- Convenient navigation (e.g. not having to go through security multiple times to change planes if you have a connection, not having to take one or more trams to find your gate)
- Well-organized security lines; it’s ok if the lines are long sometimes if there is a good system to move people through
- Good concessions, especially ones that sell alcohol for the inevitable delay
- Clean bathrooms, enough of them for the number of passengers generally flying through the airport
- Ease of accessing ground transportation, including rental cars
- Reasonably updated decor–it doesn’t have to look like a W Hotel, but it also shouldn’t have carpets older than I am
- Amenities like plentiful outlets for charging devices and comfortable seats
When I’m booking a trip, I try very hard to avoid the airports I hate the most. Unfortunately, at least two of them are convenient to company locations and I find myself there quite a lot for work.
Here are the three US airports I think are the worst:

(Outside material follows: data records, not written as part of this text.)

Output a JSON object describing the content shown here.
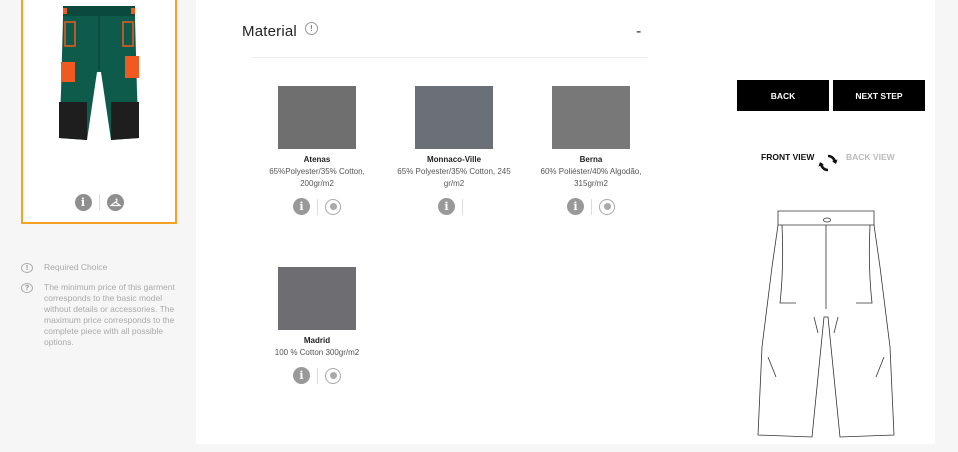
{
  "sidebar": {
    "notes": [
      {
        "icon": "!",
        "text": "Required Choice"
      },
      {
        "icon": "?",
        "text": "The minimum price of this garment corresponds to the basic model without details or accessories. The maximum price corresponds to the complete piece with all possible options."
      }
    ]
  },
  "section": {
    "title": "Material",
    "collapse": "-"
  },
  "materials": [
    {
      "name": "Atenas",
      "desc": "65%Polyester/35% Cotton, 200gr/m2",
      "color": "#6f6f6f"
    },
    {
      "name": "Monnaco-Ville",
      "desc": "65% Polyester/35% Cotton, 245 gr/m2",
      "color": "#6b6f78"
    },
    {
      "name": "Berna",
      "desc": "60% Poliéster/40% Algodão, 315gr/m2",
      "color": "#787878"
    },
    {
      "name": "Madrid",
      "desc": "100 % Cotton 300gr/m2",
      "color": "#6e6e72"
    }
  ],
  "actions": {
    "back": "BACK",
    "next": "NEXT STEP"
  },
  "views": {
    "front": "FRONT VIEW",
    "back": "BACK VIEW"
  },
  "colors": {
    "accent": "#f3a226",
    "garment_green": "#0f5b4b",
    "garment_orange": "#ee5a1f"
  }
}
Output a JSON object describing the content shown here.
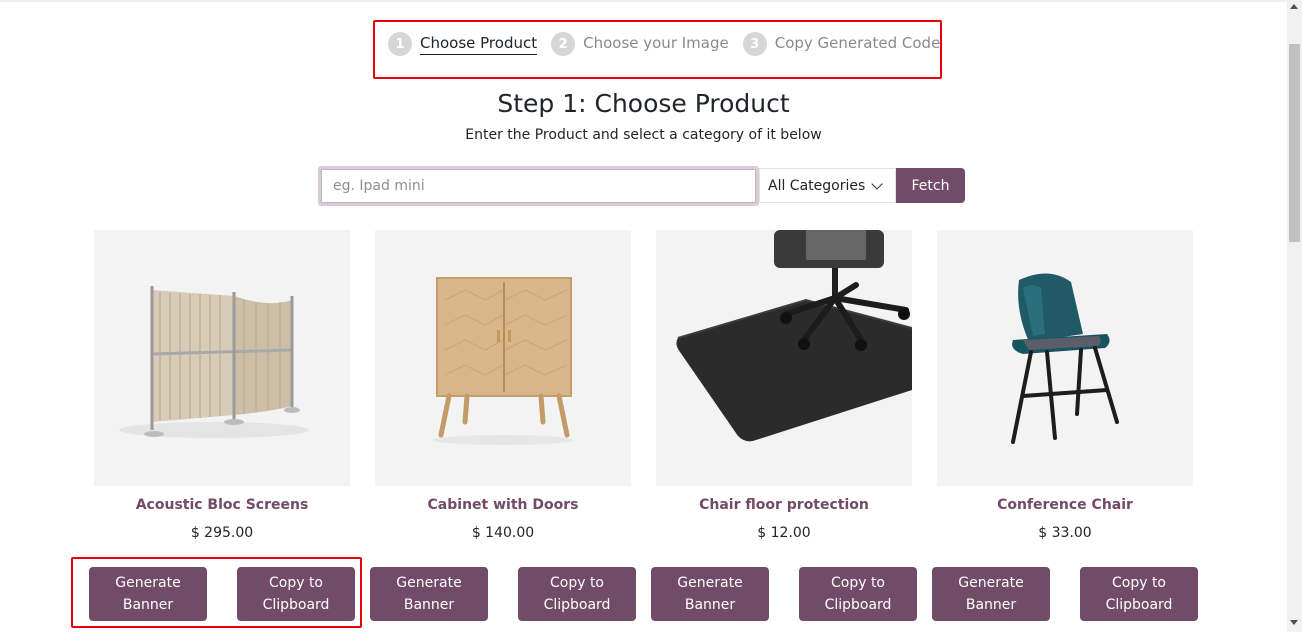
{
  "stepper": {
    "steps": [
      {
        "number": "1",
        "label": "Choose Product",
        "active": true
      },
      {
        "number": "2",
        "label": "Choose your Image",
        "active": false
      },
      {
        "number": "3",
        "label": "Copy Generated Code",
        "active": false
      }
    ]
  },
  "heading": {
    "title": "Step 1: Choose Product",
    "subtitle": "Enter the Product and select a category of it below"
  },
  "search": {
    "placeholder": "eg. Ipad mini",
    "value": "",
    "category": "All Categories",
    "fetch_label": "Fetch"
  },
  "products": [
    {
      "name": "Acoustic Bloc Screens",
      "price": "$ 295.00",
      "image_icon": "acoustic-screen-image"
    },
    {
      "name": "Cabinet with Doors",
      "price": "$ 140.00",
      "image_icon": "cabinet-image"
    },
    {
      "name": "Chair floor protection",
      "price": "$ 12.00",
      "image_icon": "chair-floor-mat-image"
    },
    {
      "name": "Conference Chair",
      "price": "$ 33.00",
      "image_icon": "conference-chair-image"
    }
  ],
  "actions": {
    "generate_banner": "Generate Banner",
    "copy_to_clipboard": "Copy to Clipboard"
  },
  "colors": {
    "accent": "#714b67",
    "highlight": "#e8000b",
    "step_inactive": "#d6d6d6"
  }
}
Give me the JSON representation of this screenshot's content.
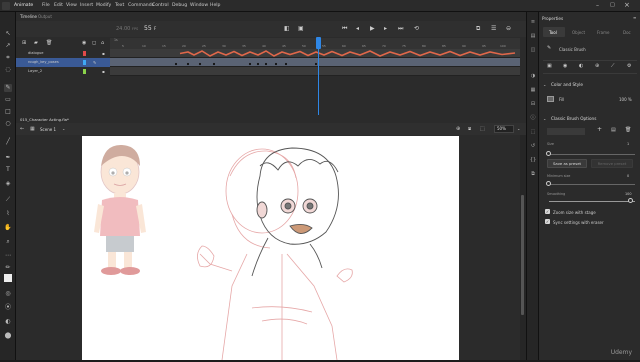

Newark International Airport (EWR): Narrowing this list down to three was hard, but there was no way Newark was escaping the #1 spot. Newark violates almost every rule of a good airport. It’s hard to navigate, even in its best terminal (C, the United terminal). Unfortunately for me, I prefer to fly Jet Blue, whose Newark terminal is absolutely garbage. Among its many sins, it has one filthy ladies’ room and only one restaurant that serves alcohol. The security lines were designed by . . . well, I don’t know who they were designed by but it was not someone good at designing security lines. Oh, and maybe someday when I have time to rant for 40 minutes we can talk about the AirTrain that takes people from terminal to terminal. I hate that AirTrain so much that I actually walk between buildings if I can.
Los Angeles International Airport (LAX): The round terminal building with the gates for Virgin Atlantic and Jet Blue flights is the stuff of nightmares. If you’re going back to the east coast, as I always am when I’m there, it’s early in the morning, and the shape of the room means every conversation echoes off the walls into your tired head. There’s a paucity of concessions given the number of gates, and the security lines are even worse designed than Newark. The tables in front of the scanners are so short that there’s no way for people to prepare, and nobody makes it through efficiently.
Orlando International Airport (MCO): Orlando is a dark horse in this race to the bottom of America’s airports. It’s fairly modern, has lots of good concessions (including a Carvel), and is connected to a very nice hotel which is convenient for work meetings. So why do I hate it so much? Well, it might have something to do with the legions of kids who are either shrieking in joy that they are going to Disney World, wailing in disappointment that they are leaving Disney World, or practicing an over-energized dance routine because their team is in some sort of sequin-coated competition. Oh, and there is a tram. I hate trams.
And my top three airports in America . . .
Detroit Metro Airport (DTW): When I moved to Michigan in 2001, they were finishing up the new Detroit Airport. I remember flying out of it within its first month and just being blown away by the beautiful new terminal. Ten plus years later, and I am still impressed. Detroit is, in my opinion, the easiest airport in the US to navigate. The McNamara Terminals (home to Delta, which has a hub here) are linear and logically laid out. There is a tram, but it’s for convenience, not necessity. There are alcohol-serving establishments every few gates. Now that the North Terminal has also been renovated, Detroit has probably the best American airport I’ve ever been in. This is my top choice for a layover if one is needed.
Philadelphia International Airport (PHL): Philadelphia would never have made this list five years ago, but they have been renovating and I appreciate the results. The airport is steadily improving with each new phase of renovation. Philadelphia also has a nice selection of restaurants and shops, and you can walk from terminal to terminal without taking a tram or leaving security (although you do have to take a bus to Terminal F, which is for small regional planes). I used to hate Philadelphia’s airport, but have recently found it a pleasant place to fly out of.
Boston Logan International Airport (BOS): This last one is controversial, I know. People HATE Logan. It’s my home airport and the one I fly out of most often, so maybe I’ve figured out how to navigate it, but I prefer it to most of the other airports I’ve visited. The terminals at Logan are not connected behind security, and each one has a different feel. Terminal A is all about the Harpoon Tap Room, Terminal B is shiny and new with places I’ve yet to explore, Terminal C is home to two Boston Beer Works (Workses?), and Terminal E . . . well, if you’re in the international Terminal E you’re probably going somewhere exciting and don’t mind the crap restaurants as much. Maybe it’s because as a local I am aware of it, but I also think Logan is unusually well-connected to public transportation, meaning there are very affordable ground transport options available.